Source: eKapija | Monday, 27.06.2011.| 16:27
Highlight an article Print out the news

Table cloth for Boris Tadic - Novitet Dunav produces hand-woven damask that leaves even foreigners astonished

Bezdan is a place surrounded by water and can only be reached via bridges. The last remaining weaving mill for silk damask in Europe is situated in this "water settlement" near Sombor. In Bezdan, fine table cloths and bed linens with original patterns from the mid-19th century are still woven by hand on looms from that period.

- Novitet Dunav Bezdan dates back to 1871. This weaving mill is unique in the world when it comes to the method of production. No other weaving mill has such looms or knows this manner of weaving. This type of loom can only be seen as an exhibit in Lyon - Zeljko Trbojevic of Novitet Dunav says in an interview for eKapija.

Bezdan's damask is a product with the protected geographic origin, it possesses an Old Craft certificate, while the looms are under the state's protection. Novitet Dunav uses Bezdan's damask to make table cloths, napkins, bed linens...

- Damask is made of cotton (51%) and viscose silk (49%). Although it is of high quality and has a high-gloss surface, it can be washed at 90 degrees Centigrade. They come in 60 different patterns - says our interlocutor.

The products made of Bezdan's damask have already found their place in numerous residences, embassies, exclusive hotels and restaurants...

- The Embassy of Brazil to Belgrade has furnished its premises with our damask. The Embassy of Indonesia buys our products to give them away as protocol gifts. We have recently been honored by the visit of their ambassador who wanted to expand that cooperation. We have also received incentives from the Ministry of Economy to make a souvenir to enrich the souvenir offer of Serbia - says Trbojevic.

Our interlocutor points out that this damask is included in the protocol gifts of foreign embassies, but that this brand of Serbia has not yet found its place in the protocol gifts of our institutions.

- We have furnished the residences of all presidents - from Tito to Tadic. We would like our damask, as a Serbian product, to represent Serbia in protocol gifts as well. We have asked government institutions for help many times because it is hard to survive in the market without an assistance from the state.

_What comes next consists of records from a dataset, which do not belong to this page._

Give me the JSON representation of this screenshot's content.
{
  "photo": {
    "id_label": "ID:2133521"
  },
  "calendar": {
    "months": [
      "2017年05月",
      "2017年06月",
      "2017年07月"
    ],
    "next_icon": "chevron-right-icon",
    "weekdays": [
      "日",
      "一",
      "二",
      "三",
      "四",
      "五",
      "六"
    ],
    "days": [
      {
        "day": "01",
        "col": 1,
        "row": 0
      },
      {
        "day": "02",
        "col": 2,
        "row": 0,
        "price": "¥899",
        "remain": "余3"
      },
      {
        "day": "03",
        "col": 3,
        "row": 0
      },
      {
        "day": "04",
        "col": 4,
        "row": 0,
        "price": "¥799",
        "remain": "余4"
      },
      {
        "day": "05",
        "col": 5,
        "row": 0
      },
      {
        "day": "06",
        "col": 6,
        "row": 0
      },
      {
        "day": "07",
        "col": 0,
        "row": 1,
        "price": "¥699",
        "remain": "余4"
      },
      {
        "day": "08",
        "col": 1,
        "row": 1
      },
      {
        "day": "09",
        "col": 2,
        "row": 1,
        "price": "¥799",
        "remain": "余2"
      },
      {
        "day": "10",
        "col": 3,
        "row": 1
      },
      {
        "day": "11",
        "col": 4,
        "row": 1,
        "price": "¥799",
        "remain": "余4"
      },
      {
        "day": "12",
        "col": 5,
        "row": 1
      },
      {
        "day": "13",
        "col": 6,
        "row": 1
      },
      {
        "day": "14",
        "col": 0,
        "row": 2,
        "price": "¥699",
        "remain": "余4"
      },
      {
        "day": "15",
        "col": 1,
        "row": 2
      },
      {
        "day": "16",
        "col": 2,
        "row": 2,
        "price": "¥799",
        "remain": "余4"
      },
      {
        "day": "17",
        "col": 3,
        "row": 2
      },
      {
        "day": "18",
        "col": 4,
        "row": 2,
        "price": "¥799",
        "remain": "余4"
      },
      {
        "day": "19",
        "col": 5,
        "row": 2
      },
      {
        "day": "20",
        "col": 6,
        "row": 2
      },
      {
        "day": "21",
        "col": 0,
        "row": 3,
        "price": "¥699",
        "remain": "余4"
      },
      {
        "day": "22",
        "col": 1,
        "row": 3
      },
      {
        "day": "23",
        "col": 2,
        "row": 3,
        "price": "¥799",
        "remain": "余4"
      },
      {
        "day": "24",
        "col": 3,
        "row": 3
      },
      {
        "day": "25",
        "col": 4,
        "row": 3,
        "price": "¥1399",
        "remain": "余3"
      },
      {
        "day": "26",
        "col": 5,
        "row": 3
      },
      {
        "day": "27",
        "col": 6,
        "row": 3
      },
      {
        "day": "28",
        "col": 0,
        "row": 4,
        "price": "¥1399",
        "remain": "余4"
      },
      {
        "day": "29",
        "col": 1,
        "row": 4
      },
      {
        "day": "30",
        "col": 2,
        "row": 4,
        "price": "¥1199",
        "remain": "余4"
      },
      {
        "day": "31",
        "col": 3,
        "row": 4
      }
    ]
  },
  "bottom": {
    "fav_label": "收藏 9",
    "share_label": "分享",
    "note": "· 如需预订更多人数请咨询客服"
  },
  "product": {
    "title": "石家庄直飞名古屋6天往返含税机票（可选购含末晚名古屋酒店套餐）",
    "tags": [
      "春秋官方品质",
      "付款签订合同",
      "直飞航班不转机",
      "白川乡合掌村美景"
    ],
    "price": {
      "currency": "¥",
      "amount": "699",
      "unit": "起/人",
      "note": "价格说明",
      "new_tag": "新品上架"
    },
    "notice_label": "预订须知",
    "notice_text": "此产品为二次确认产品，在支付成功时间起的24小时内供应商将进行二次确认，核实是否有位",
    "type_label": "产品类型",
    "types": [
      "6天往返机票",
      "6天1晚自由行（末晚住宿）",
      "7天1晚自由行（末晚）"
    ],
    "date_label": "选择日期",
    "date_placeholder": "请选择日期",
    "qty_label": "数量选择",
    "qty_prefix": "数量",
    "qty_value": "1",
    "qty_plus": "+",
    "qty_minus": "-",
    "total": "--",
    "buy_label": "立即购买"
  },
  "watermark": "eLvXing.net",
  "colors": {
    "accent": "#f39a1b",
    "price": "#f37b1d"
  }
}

We would not like to be forced to let this product to foreign investors.

Novitet Dunav presented its products for the first time in early May this year, at the of textile companies in the Frankfurt Chamber of Industry and Commerce. As people at that company explain, visitors showed a big interest since it was the first time for them to see such product.

Zeljko Trbojevic says that Novitet-Dunav now produces 1,000 square meters of damask a month and that it would be able to produce up to 5,000-6,000 square meters if all of its capacities were employed.

- We have obtained some funds from the state to spend it on the repair of our looms. We have asked the National Employment Agency to teach people how to use these looms. We cannot delegate people from our staff to do that because then there would not be enough people to produce damask and we would not be able to survive in the market - our interlocutor explains.

He mentions the increase in the price of cotton from 12 to 18 euros per kilogram last year as a problem, while another problem is lack of appropriate locally made yarn.

- We used to purchase cotton from the company Yumco and viscose from Loznica-based Viskoza. Both companies are now out of work and we are forced to import cotton and viscose silk from Italy.

Novitet Dunav is also often visited by groups of tourists because they find it interesting to see a unique old craft, buy interesting souvenirs, and tour the natural beauties of Bezdan and its surroundings.

How did it all start?

Bezdan was mentioned for the first time in written documents of 1579, as a village with 10 families. By the charter of Empress Marija Terezija, it acquired the status of "free and royal town" on April 10, 1771, which is a significant privilege that cost its inhabitants 1,010 forints. That small town comprised 400 houses at the time and was inhabited by farmers, fishermen and 51 craftsmen, including 15 weavers.

That weaving tradition was improved and completely changed by Janos Schmidt, an artist weaver, who came to Bezdan in 1871. After receiving a support from the state, with the obligation to hire minimum 5 new workers, he started weaving damask using imported, specially processed flax from Czech Republic and England.

After the World War II, Bezdan's private weavers joined their funds and formed the weavers cooperative Dunav on November 1, 1951, at 2 Zrtava Fasisma street.

The name and the organizational form of the entity have been changed many times since then. It is now called Novitet-Dunav - the weaving mill for silk damask.


Only logged-in users can comment.